> **Assigned task**: From the entries below, copy each line in which the word "kind" occurs.

> **Excerpts from an interface dataset**:
************
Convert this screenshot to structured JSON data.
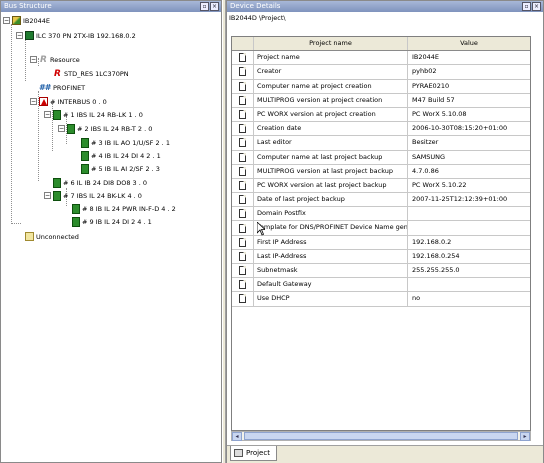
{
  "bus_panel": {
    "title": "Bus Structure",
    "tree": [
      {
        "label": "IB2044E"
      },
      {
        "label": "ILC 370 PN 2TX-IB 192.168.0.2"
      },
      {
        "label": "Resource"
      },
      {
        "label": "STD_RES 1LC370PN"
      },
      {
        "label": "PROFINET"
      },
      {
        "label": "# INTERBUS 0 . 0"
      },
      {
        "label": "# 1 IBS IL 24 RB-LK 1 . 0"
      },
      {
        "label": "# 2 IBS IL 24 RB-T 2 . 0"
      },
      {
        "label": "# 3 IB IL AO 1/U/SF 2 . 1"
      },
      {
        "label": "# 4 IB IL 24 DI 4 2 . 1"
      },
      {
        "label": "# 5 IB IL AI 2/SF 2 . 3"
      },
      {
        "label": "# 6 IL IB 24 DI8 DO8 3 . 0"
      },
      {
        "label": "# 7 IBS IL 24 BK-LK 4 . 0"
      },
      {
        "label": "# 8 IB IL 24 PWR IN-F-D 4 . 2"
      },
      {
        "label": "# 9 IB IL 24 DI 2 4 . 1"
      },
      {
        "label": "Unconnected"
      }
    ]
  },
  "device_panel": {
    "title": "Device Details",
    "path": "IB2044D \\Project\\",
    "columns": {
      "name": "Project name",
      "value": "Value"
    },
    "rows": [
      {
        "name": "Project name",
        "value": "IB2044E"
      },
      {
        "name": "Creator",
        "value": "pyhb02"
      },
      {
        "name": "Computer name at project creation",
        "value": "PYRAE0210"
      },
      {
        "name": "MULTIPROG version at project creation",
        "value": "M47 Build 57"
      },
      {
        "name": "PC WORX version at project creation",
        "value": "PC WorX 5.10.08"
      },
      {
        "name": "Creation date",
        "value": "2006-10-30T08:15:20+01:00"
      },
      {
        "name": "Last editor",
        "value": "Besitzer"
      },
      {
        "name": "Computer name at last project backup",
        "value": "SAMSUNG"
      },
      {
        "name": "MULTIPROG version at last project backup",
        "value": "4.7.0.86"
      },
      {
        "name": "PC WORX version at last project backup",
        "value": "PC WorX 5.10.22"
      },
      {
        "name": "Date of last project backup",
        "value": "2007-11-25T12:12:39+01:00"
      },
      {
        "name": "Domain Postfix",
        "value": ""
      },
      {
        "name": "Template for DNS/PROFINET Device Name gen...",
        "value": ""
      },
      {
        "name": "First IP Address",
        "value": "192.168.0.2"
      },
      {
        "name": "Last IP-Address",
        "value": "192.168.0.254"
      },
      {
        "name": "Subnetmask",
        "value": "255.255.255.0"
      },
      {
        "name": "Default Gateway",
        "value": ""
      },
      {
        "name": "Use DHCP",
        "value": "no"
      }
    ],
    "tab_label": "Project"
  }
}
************
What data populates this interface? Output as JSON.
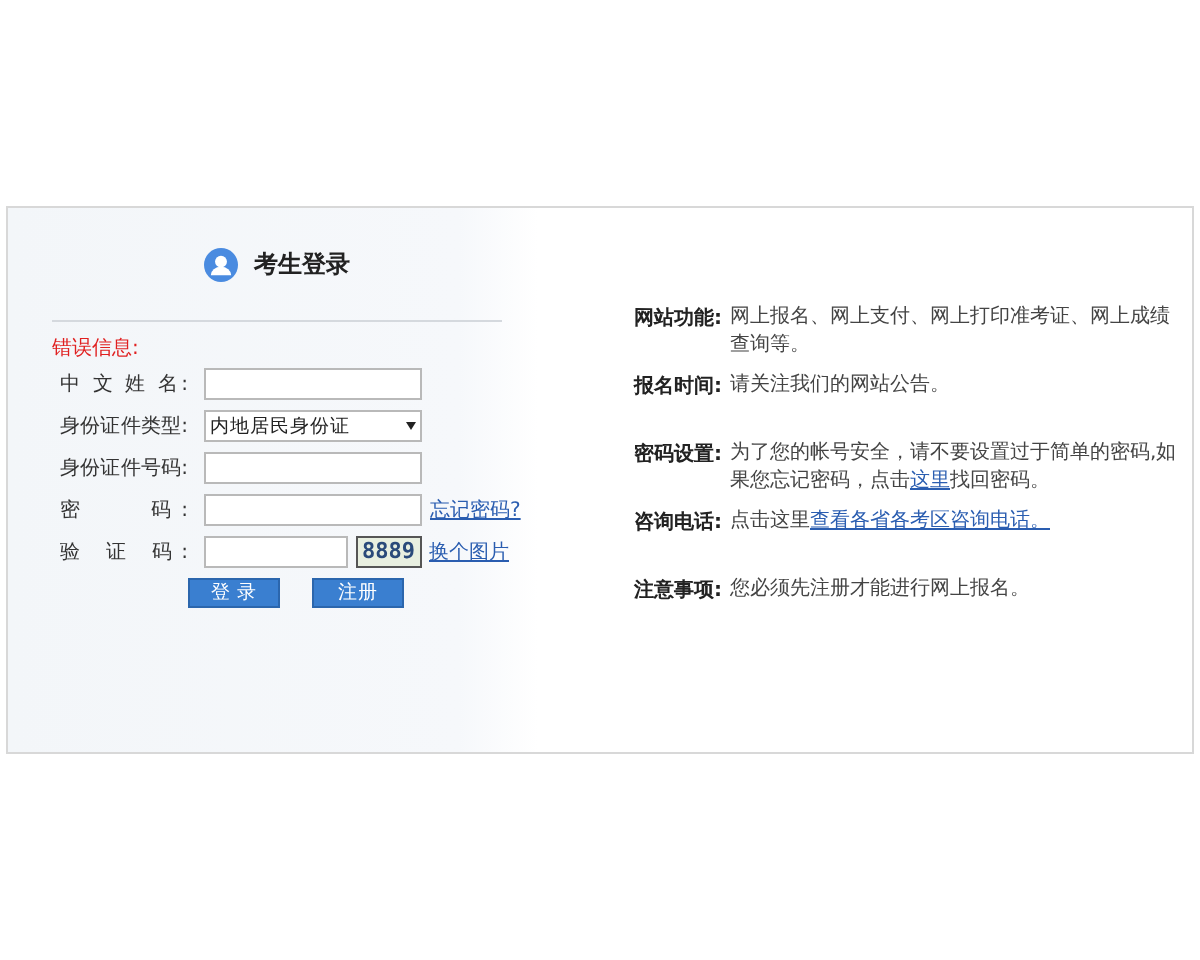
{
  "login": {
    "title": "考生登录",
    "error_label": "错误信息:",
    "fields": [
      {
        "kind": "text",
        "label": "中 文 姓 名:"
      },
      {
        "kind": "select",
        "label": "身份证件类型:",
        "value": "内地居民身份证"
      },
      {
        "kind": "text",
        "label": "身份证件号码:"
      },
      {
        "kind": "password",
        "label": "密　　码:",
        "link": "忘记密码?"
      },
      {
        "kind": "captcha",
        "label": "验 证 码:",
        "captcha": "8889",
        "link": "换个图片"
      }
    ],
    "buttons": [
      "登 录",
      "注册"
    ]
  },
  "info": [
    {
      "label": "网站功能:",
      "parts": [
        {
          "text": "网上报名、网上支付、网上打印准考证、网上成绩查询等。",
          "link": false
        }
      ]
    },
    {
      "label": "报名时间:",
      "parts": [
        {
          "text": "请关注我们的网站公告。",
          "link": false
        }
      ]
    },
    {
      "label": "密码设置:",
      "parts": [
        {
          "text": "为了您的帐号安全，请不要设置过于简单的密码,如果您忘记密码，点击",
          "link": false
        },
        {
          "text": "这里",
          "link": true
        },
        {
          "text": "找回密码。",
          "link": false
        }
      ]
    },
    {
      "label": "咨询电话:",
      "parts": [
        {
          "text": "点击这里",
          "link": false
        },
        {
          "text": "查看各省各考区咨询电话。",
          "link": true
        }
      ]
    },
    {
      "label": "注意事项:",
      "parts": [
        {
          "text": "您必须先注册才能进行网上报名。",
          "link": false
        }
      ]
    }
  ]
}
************
> **Written reply**:
        "kind": "text",
        "kind": "select",
        "kind": "text",
        "kind": "password",
        "kind": "captcha",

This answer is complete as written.